1. Introduce yourself and how you got started in the entertainment business.
My name is Devon Brabham, but often referred to as the Ghost. I started in the industry, ironically as a “Ghost Writer” when I was 12 years old. Being from Las Vegas, there were few opportunities for aspiring writers and artists when I was growing up. I wrote my first rhyme for a lot of the world’s favorite artists’ both in the hip hop genre, R&B, and even in the gospel sector. I met a lot of A&R’s and music executives at an early age, who helped strengthen and increase my music IQ before I went to college.
2. What was your first job like when you finally got your start?
My first job in the industry was filing contracts. I didn’t know anything about the percentages and or what the words meant, but I was determined to learn. I wrote down every word I didn’t know and went home and looked it up in the dictionary. I became addicted to learning how the entire process came about. Basically, I was hungry to learn.
3. What’s been your favorite project or task thus far?
My favorite project I have done, is the Year of The Monster 2, which I executive produced. It’s a great collective of some of my favorite independent artists and some of my major artist friends. I really dug deep inside myself to put out a collective mixtape that all fans from any genre will enjoy. My favorite task that I have had the joy to be a part of has been the recruiting when I was with an A&R with Indie Music Factory/Ingrooves/Universal Music Group. I really enjoyed the entire process, and it helped increase my industry IQ and carve out my credentials as an industry professional.
4. Give us the most challenging part of your role and the easiest.
The most challenging part of being a manager of artists is finding a way to get the artists to listen and provide content. Artists sometime get the conception that a manager must invest in his or her artists and do everything but record the famous track. This is the hardest fallacy to overcome. The easiest part of the job is building the brand for the artist. A lot of people may think that this is the hardest, but it is the easiest part of the artist-manager relationship.

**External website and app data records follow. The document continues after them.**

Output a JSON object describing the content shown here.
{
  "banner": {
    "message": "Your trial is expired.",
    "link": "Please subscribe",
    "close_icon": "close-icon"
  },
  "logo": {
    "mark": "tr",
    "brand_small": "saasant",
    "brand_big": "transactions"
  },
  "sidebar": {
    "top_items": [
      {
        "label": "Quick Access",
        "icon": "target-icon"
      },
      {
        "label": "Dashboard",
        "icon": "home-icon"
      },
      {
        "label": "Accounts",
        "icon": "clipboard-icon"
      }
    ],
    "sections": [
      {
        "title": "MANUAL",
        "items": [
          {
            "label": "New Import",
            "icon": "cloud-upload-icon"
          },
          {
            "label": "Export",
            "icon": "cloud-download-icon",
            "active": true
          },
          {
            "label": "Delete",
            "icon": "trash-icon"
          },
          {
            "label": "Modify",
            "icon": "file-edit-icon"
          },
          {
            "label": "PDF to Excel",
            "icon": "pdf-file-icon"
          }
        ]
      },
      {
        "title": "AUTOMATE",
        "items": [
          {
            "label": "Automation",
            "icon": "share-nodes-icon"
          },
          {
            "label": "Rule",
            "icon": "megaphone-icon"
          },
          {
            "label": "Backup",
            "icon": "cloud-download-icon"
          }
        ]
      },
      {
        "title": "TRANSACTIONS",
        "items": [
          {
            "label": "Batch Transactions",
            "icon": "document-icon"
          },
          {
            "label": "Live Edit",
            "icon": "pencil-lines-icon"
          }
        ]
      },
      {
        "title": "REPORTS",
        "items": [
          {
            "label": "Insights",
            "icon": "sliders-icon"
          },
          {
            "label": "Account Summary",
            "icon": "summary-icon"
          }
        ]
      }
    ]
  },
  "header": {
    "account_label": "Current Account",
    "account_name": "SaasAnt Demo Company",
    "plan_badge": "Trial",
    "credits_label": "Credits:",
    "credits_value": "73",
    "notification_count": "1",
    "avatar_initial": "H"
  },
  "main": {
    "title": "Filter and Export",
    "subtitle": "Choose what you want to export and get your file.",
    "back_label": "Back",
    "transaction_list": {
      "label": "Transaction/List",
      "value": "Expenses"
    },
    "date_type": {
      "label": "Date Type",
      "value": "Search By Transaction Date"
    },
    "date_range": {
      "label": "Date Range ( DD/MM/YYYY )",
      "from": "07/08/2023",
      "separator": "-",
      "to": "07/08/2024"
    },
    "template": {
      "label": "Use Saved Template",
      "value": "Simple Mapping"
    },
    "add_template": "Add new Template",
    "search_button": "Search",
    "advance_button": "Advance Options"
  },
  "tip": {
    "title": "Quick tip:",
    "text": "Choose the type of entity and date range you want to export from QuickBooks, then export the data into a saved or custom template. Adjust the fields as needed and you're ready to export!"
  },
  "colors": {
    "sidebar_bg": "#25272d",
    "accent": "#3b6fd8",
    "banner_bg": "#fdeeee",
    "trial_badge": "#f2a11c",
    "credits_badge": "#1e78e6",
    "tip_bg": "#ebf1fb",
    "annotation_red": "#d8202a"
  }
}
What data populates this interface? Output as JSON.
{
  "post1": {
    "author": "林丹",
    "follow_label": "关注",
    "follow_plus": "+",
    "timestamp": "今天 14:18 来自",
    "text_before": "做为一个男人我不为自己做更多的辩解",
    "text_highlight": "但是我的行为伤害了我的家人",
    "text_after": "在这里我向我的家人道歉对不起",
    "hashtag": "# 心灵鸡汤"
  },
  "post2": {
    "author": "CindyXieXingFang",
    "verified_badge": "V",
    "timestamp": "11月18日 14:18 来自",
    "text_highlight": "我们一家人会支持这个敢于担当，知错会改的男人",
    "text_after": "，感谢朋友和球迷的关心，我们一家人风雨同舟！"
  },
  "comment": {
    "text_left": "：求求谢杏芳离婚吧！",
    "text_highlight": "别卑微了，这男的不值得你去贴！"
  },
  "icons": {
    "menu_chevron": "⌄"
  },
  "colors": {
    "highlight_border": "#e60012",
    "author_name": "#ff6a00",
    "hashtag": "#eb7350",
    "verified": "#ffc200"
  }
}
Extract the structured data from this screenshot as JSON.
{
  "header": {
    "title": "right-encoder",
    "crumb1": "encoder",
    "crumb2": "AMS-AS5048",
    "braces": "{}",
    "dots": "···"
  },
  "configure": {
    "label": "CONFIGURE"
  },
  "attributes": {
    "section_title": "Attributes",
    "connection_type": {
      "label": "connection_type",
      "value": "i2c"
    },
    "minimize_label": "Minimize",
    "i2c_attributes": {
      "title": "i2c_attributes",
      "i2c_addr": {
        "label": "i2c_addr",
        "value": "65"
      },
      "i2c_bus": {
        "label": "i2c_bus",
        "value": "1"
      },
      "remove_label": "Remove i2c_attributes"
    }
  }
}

5. What are some of the biggest differences in the industry now from when you started?
One of the biggest differences is the industry is primarily digital. The industry has changed so much because it has so many shortcuts to get artists exposure. The internet has provided an advantage and a disadvantage. The artists are given so many shortcuts to get them to where they want to be. The artists are causing themselves a disadvantage because the fan engagement is lost. When I started the artists were made to work the streets, vendors, barbershops, shopping malls, and many more avenues to build their fanbase of new listeners.
6. Why can having a great team benefit a new or established artist?
There are so many nuisances that go into the daily success of an artist, having a developed and knowledgeable team can catapult the new artist, and sustain the established artist for many years to come. A team can protect an artist from the pitfalls of the industry.
7. For those dreaming of making a living from this industry, what advice could you provide?
Be humble, be prepared, and above all be mindful of your character. Your character must remain even through your growth within the industry. Finding a mentor, a PR, a publicist, a social media marketing team, a booking agent, and a road manager are among all the necessary things that is needed for an artist to be successful. More than anything else, these things are not free, and that fact is one of the major reasons some young artists fail.